ISBN: 9780375410543
0375410546
Branch Call Number: ISHI
Characteristics: 335p. 24cm.

Opinion

From the critics


Community Activity

Comment

Add a Comment

This seemingly straight-forward detective novel turns out to be an introspective look at imagination, memory, and how the mental and emotional landscape of childhood seeps into the present.

l
laphampeak
Feb 09, 2018

A very British narration with the main character Christopher Banks whose instrospection and reflection describe the intent of Ishiguro's story. Thus said, "I suppose it was, at least in part, my attempt as an adult to grasp the nature of those forces which as a child I could not have had the chance of comprehending. It was also my intention to prepare my ground for the day I began in earnest my investigations into the whole affair concerning my parents...." The writer takes us from country to country and past to present in a way that, although choppy at times, leads us to an interesting end.

s
sailjenk
Jun 12, 2017

Remains of the Day was good, the film better.
His other books I found hugely disappointing.

1
1aa
Aug 04, 2016

A awkward book about an awkward man and some key elements of his life.

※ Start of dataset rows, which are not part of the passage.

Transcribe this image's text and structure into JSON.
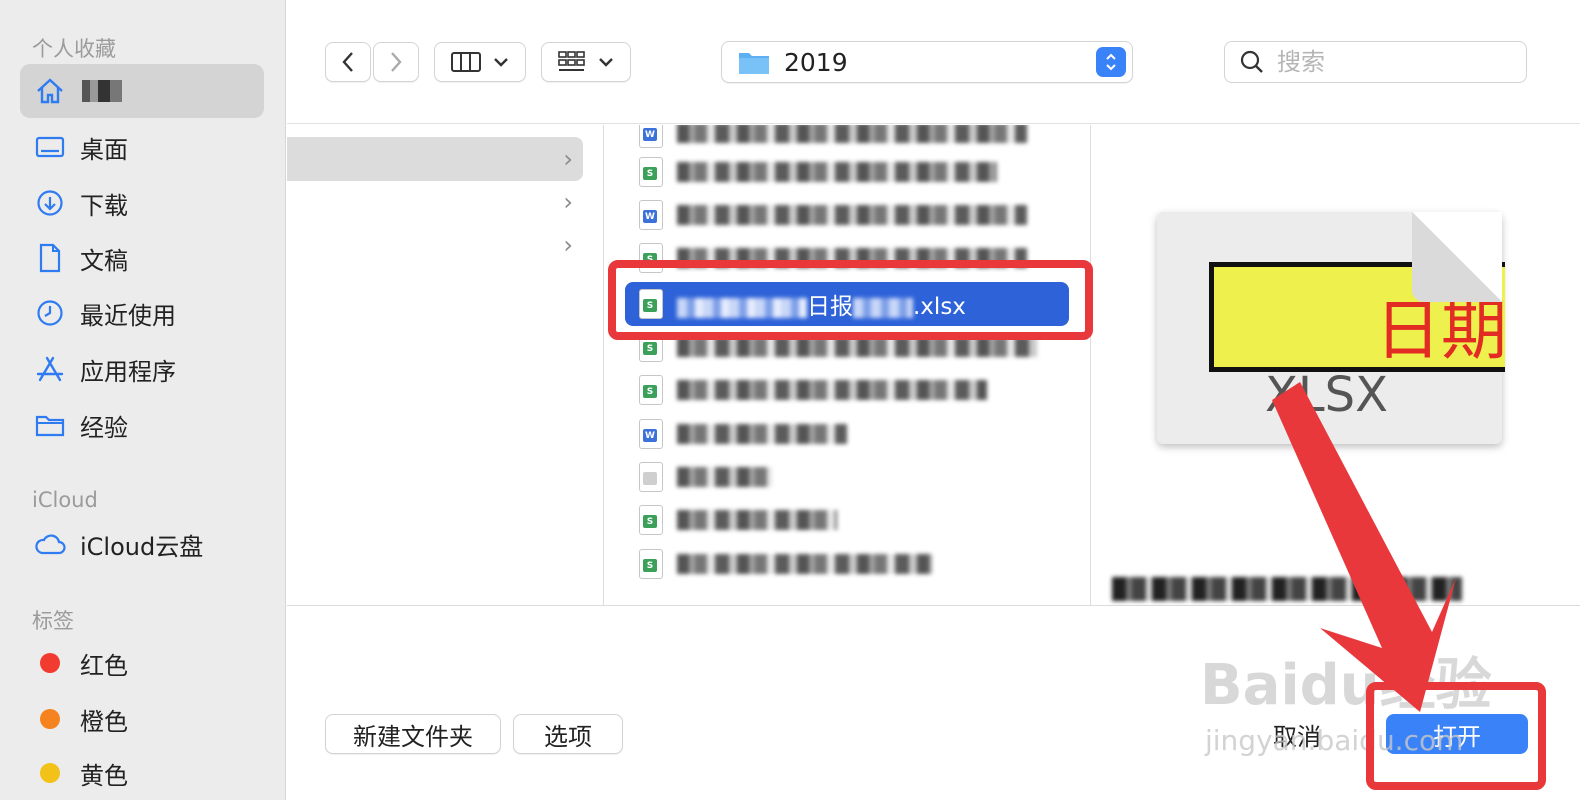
{
  "sidebar": {
    "favorites_title": "个人收藏",
    "items": [
      {
        "label": "",
        "icon": "home-icon"
      },
      {
        "label": "桌面",
        "icon": "desktop-icon"
      },
      {
        "label": "下载",
        "icon": "download-icon"
      },
      {
        "label": "文稿",
        "icon": "document-icon"
      },
      {
        "label": "最近使用",
        "icon": "clock-icon"
      },
      {
        "label": "应用程序",
        "icon": "applications-icon"
      },
      {
        "label": "经验",
        "icon": "folder-icon"
      }
    ],
    "icloud_title": "iCloud",
    "icloud_drive": "iCloud云盘",
    "tags_title": "标签",
    "tags": [
      {
        "label": "红色",
        "color": "#f23b30"
      },
      {
        "label": "橙色",
        "color": "#f5831f"
      },
      {
        "label": "黄色",
        "color": "#f2c218"
      }
    ]
  },
  "toolbar": {
    "path": "2019",
    "search_placeholder": "搜索"
  },
  "files": {
    "selected_name_part": "日报",
    "selected_ext": ".xlsx",
    "rows": [
      {
        "type": "w"
      },
      {
        "type": "s"
      },
      {
        "type": "w"
      },
      {
        "type": "s"
      },
      {
        "type": "s",
        "selected": true
      },
      {
        "type": "s"
      },
      {
        "type": "s"
      },
      {
        "type": "w"
      },
      {
        "type": "t"
      },
      {
        "type": "s"
      },
      {
        "type": "s"
      }
    ]
  },
  "preview": {
    "doc_text": "日期",
    "doc_ext": "XLSX"
  },
  "footer": {
    "new_folder": "新建文件夹",
    "options": "选项",
    "cancel": "取消",
    "open": "打开"
  },
  "watermark": {
    "brand": "Baidu经验",
    "url": "jingyan.baidu.com"
  },
  "colors": {
    "accent": "#3a82f7",
    "selection": "#2d62d8",
    "annotation": "#e8383c"
  }
}
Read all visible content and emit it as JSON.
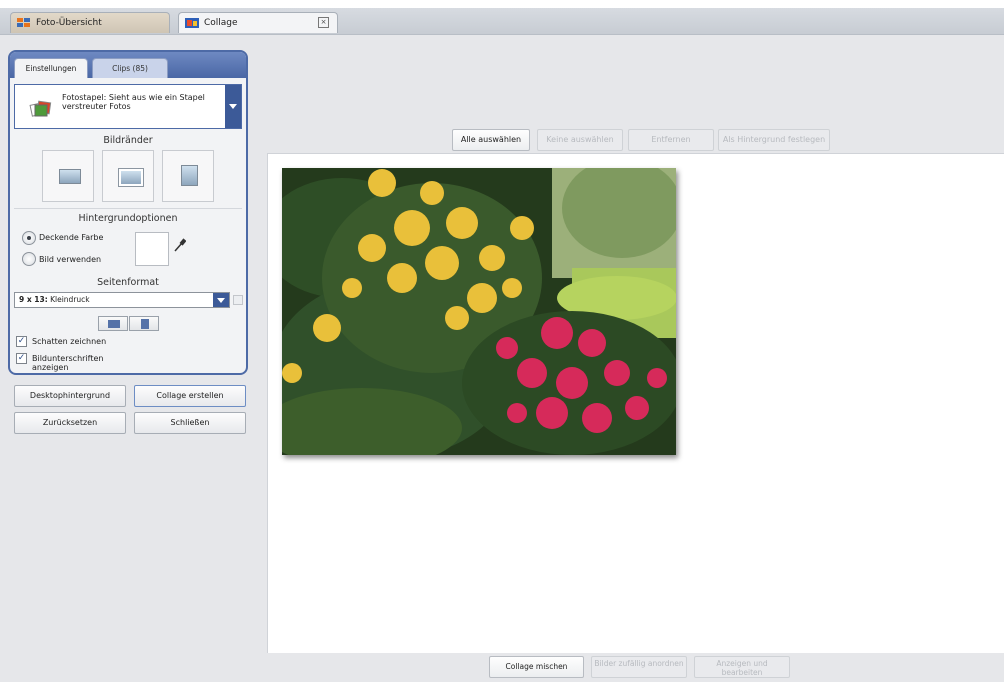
{
  "tabs": [
    {
      "label": "Foto-Übersicht",
      "icon": "grid-icon"
    },
    {
      "label": "Collage",
      "icon": "collage-icon",
      "close_icon": "close-icon"
    }
  ],
  "panel": {
    "tabs": [
      "Einstellungen",
      "Clips (85)"
    ],
    "style_dropdown": {
      "label": "Fotostapel: Sieht aus wie ein Stapel verstreuter Fotos",
      "icon": "photo-stack-icon"
    },
    "borders_title": "Bildränder",
    "background_title": "Hintergrundoptionen",
    "background_options": [
      {
        "label": "Deckende Farbe",
        "selected": true
      },
      {
        "label": "Bild verwenden",
        "selected": false
      }
    ],
    "page_format_title": "Seitenformat",
    "page_format": {
      "bold": "9 x 13:",
      "rest": " Kleindruck"
    },
    "checkboxes": [
      {
        "label": "Schatten zeichnen",
        "checked": true
      },
      {
        "label": "Bildunterschriften anzeigen",
        "checked": true
      }
    ]
  },
  "buttons": {
    "desktop": "Desktophintergrund",
    "create": "Collage erstellen",
    "reset": "Zurücksetzen",
    "close": "Schließen"
  },
  "toolbar": {
    "select_all": "Alle auswählen",
    "select_none": "Keine auswählen",
    "remove": "Entfernen",
    "set_background": "Als Hintergrund festlegen"
  },
  "bottom": {
    "shuffle": "Collage mischen",
    "random": "Bilder zufällig anordnen",
    "view_edit": "Anzeigen und bearbeiten"
  },
  "colors": {
    "accent": "#4d6aa6",
    "dropdown": "#3c5a98"
  }
}
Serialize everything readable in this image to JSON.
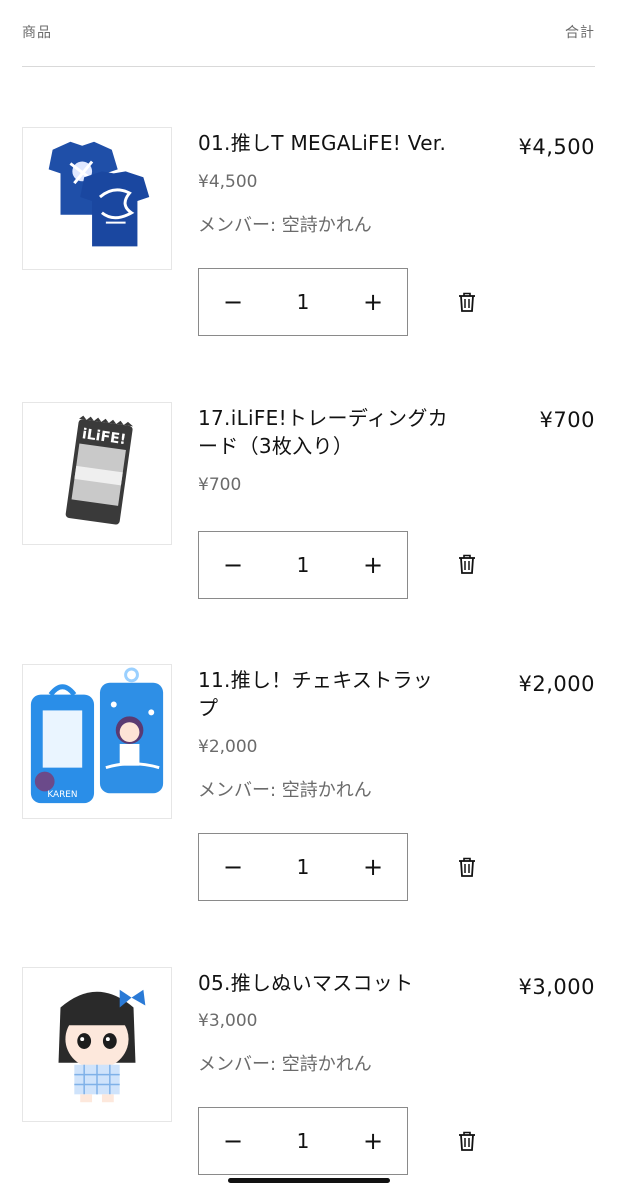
{
  "header": {
    "product_label": "商品",
    "total_label": "合計"
  },
  "items": [
    {
      "title": "01.推しT MEGALiFE! Ver.",
      "unit_price": "¥4,500",
      "member": "メンバー: 空詩かれん",
      "total": "¥4,500",
      "quantity": "1",
      "minus": "−",
      "plus": "+"
    },
    {
      "title": "17.iLiFE!トレーディングカード（3枚入り）",
      "unit_price": "¥700",
      "total": "¥700",
      "quantity": "1",
      "minus": "−",
      "plus": "+",
      "image_text": "iLiFE!"
    },
    {
      "title": "11.推し！チェキストラップ",
      "unit_price": "¥2,000",
      "member": "メンバー: 空詩かれん",
      "total": "¥2,000",
      "quantity": "1",
      "minus": "−",
      "plus": "+",
      "image_text": "KAREN"
    },
    {
      "title": "05.推しぬいマスコット",
      "unit_price": "¥3,000",
      "member": "メンバー: 空詩かれん",
      "total": "¥3,000",
      "quantity": "1",
      "minus": "−",
      "plus": "+"
    }
  ],
  "colors": {
    "text": "#121212",
    "muted": "#6b6b6b",
    "border": "#8a8a8a",
    "shirt_blue": "#1f4fa8",
    "strap_blue": "#2a8ee8"
  },
  "icons": [
    "minus-icon",
    "plus-icon",
    "trash-icon"
  ]
}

About two thirds of the book is slow, sensitive, and highly introspective, and the last third is odd: suspenseful and the naivety of Banks is crystal clear. The penultimate paragraph is truly great, it could have been written by Willa Cather.

l
LoganLib_Central
Nov 26, 2015

Selected for the Logan Central Monday Book Club in 2016. For a full list of 2016 selections, see the Logan Central Monday Book Club list.

4
47bullseye
Apr 26, 2015

Thru Chap 8

theorbys Jan 30, 2015

Revisiting many of the themes of Unconsoled, and despite his obvious writing skills, this novel falls flat. I thought Unconsoled was a good 200 pages too long, and that this novel, 200 pages shorter than the Unconsoled, might be just right. But sadly it's a good 100 pages too long.

v
vcc
Apr 14, 2014

Another masterpiece from Ishiguro. This time his main character is Christopher Banks, a Shanghai-born man of British desendant, who fashions himself as a Sherlock Holmes to rescue his long-disappeared parents and save the world from war. Banks is the epitome of British colonialism during the opium wars in China, his selective or distorted memory aiding in his denial of the facts.

Reviewed: 12 November 2006

Don27 Sep 01, 2013

A gripping, perceptive wonderful story. Ishiguro takes us seamlessly from Shanghai to England and back again. I felt for the narrator. Ishiguro has an interesting writing style. He keeps us away a little, but that works here. A rewarding read.

l
lgrst4
Jul 16, 2012

This was a bookclub read that just didn't hook me. The narrator was unreliable and that was frustrating!

View All Comments

Quotes

Add a Quote

s
sky123
Mar 27, 2016

I have become increasingly preoccupied with my memories, a preoccupation encouraged by the discovery that these memories - of my childhood, of my parents - have lately begun to blur. A number of times recently I have found myself struggling to recall something that only two or three years ago I believed was ingrained in my mind forever. I have been obliged to accept, in other words, that with each passing year, my life in Shanghai will grow less distinct, until one day all that will remain will be a few muddled images. p.70

l
LazyNeko
Feb 12, 2012

"...And those of us whose duty it is to combat evil, we are... how might I put it? We're like the twine that holds together the slats of a wooden blind. Should we fail to hold strong, then everything will scatter..."

Age

Add Age Suitability

There are no ages for this title yet.

Summary

Add a Summary

There are no summaries for this title yet.

Notices

Add Notices

There are no notices for this title yet.

Explore Further

Browse by Call Number

Subject Headings

  Loading...

Find it at MAPL

  Loading...
[]
[]
To Top